• Exercise description: From the entries below, please gather each line containing the string "this".

-.-.-

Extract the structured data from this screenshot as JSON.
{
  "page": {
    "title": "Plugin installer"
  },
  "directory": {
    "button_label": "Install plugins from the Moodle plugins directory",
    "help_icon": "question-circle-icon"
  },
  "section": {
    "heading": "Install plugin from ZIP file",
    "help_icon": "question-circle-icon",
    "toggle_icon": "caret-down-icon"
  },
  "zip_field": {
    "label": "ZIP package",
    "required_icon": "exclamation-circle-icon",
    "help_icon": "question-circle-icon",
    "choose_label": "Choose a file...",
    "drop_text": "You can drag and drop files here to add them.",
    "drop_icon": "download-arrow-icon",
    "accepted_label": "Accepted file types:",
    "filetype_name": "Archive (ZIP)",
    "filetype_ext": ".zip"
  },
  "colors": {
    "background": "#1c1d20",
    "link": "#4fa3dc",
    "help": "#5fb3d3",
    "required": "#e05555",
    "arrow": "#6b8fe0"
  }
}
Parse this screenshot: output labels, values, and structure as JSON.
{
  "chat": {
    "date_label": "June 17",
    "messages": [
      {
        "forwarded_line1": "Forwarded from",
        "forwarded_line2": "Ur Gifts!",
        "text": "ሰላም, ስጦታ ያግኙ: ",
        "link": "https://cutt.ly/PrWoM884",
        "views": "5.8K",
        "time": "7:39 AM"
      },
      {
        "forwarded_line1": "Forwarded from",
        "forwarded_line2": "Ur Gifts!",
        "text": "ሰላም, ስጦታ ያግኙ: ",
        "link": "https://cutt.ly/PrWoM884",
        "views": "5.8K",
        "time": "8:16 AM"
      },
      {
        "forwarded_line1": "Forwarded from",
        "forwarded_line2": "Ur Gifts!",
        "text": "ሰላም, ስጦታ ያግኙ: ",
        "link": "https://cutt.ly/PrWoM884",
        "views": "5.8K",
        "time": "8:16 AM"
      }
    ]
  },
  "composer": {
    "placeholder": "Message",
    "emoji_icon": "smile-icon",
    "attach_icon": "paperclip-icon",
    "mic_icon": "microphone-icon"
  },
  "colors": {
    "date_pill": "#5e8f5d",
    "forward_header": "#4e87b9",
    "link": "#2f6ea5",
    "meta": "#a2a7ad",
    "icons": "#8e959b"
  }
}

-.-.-

• Problem solution:
Extract the structured data from this screenshot as JSON.
Parse this screenshot: output labels, values, and structure as JSON.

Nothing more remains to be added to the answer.